Alaine and I walk hand in hand to school each day. She tries to pull me into each boutique we pass, to beg for bonbons with her puppy eyes. We sing as we walk and she creates opportunities to jump down from little piles of rocks. The way home is a different story: It is a slumped, bounce-less Alaine whom I carry back.
She is in the petite section at preschool and I work in the grand section but that does not prevent her from an average of five surprise guest appearances in my classroom per day. I take her to the bathroom at recess so she does not have an accident and rush her to the bathroom again once we get home. When I have just settled down to read peacefully in my room she makes her dramatic entrance.
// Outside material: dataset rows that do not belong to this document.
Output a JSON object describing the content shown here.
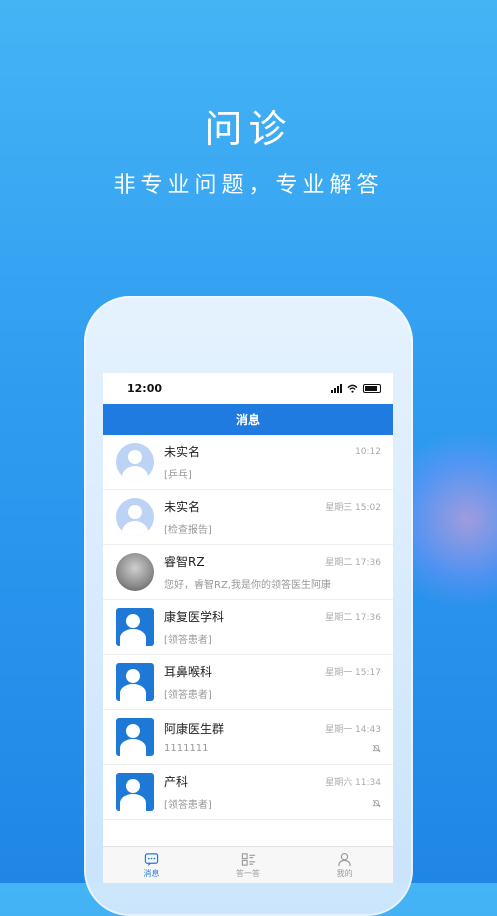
{
  "hero": {
    "title": "问诊",
    "subtitle": "非专业问题，专业解答"
  },
  "status_bar": {
    "time": "12:00"
  },
  "nav": {
    "title": "消息"
  },
  "conversations": [
    {
      "name": "未实名",
      "preview": "[乒乓]",
      "time": "10:12",
      "avatar": "default-avatar-icon",
      "muted": false
    },
    {
      "name": "未实名",
      "preview": "[检查报告]",
      "time": "星期三 15:02",
      "avatar": "default-avatar-icon",
      "muted": false
    },
    {
      "name": "睿智RZ",
      "preview": "您好，睿智RZ,我是你的领答医生阿康",
      "time": "星期二 17:36",
      "avatar": "photo-avatar",
      "muted": false
    },
    {
      "name": "康复医学科",
      "preview": "[领答患者]",
      "time": "星期二 17:36",
      "avatar": "group-avatar-icon",
      "muted": false
    },
    {
      "name": "耳鼻喉科",
      "preview": "[领答患者]",
      "time": "星期一 15:17",
      "avatar": "group-avatar-icon",
      "muted": false
    },
    {
      "name": "阿康医生群",
      "preview": "1111111",
      "time": "星期一 14:43",
      "avatar": "group-avatar-icon",
      "muted": true
    },
    {
      "name": "产科",
      "preview": "[领答患者]",
      "time": "星期六 11:34",
      "avatar": "group-avatar-icon",
      "muted": true
    }
  ],
  "tabs": [
    {
      "label": "消息",
      "icon": "chat-icon",
      "active": true
    },
    {
      "label": "答一答",
      "icon": "list-icon",
      "active": false
    },
    {
      "label": "我的",
      "icon": "user-icon",
      "active": false
    }
  ],
  "colors": {
    "accent": "#1f7bdf",
    "background_top": "#45b4f5",
    "background_bottom": "#1f86e6"
  }
}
My first week here she fed my reading lamp to the dog. I have caught her chewing on my earplugs, dissecting my malaria pills and dipping her dirty finger into my chapstick like a chip scooping out salsa. She has peed on me, hit me square on the face, bitten me, colored on my pants, attacked me with a fork and flung rice at me.
In the throes of the terrible twos, she responds to nearly everything with either “bii ma” (“leave me alone”) or “ma mbang” with the accompanying chicken-like flap of arms which signifies blanket refusal. At these times, and when Alaine refuses to walk home from school, dragging her feet, wailing and swaying like tree in a tempest, I resent this forced motherhood.
But I love the joyful way she repeats my name endlessly (even when I am trying to study French or chop an onion) and her naughty I-know-I-shouldn’t-have-but-isn’t-it funny-laugh. I love our laundry-day water fights and the way we dance our preschool songs together. In December, when I was feeling misplaced and fallen out of time, it was she who laughed and jumped around my room to while I sang Mariah Carey’s “All I Want for Christmas is You.”
Her mom, Madeleine, says that my name is often the first thing Alaine says when she gets up in the morning. Often, when Madeleine leaves for work, Alaine crawls into bed with me and when her older sisters want something from her, I act as the middleman, carrying out negotiations.
When people hear that I am leaving at the end of April, one of the most common responses is: “What is Alaine going to do without you? She is going to miss you.” And even though she is sliding her slimy fingers across my computer screen as I type, asking “Li lan la” (“What is this?”), and then jamming the keys as if performing the climactic stanza of some piano death march– boy, I am going to miss her too.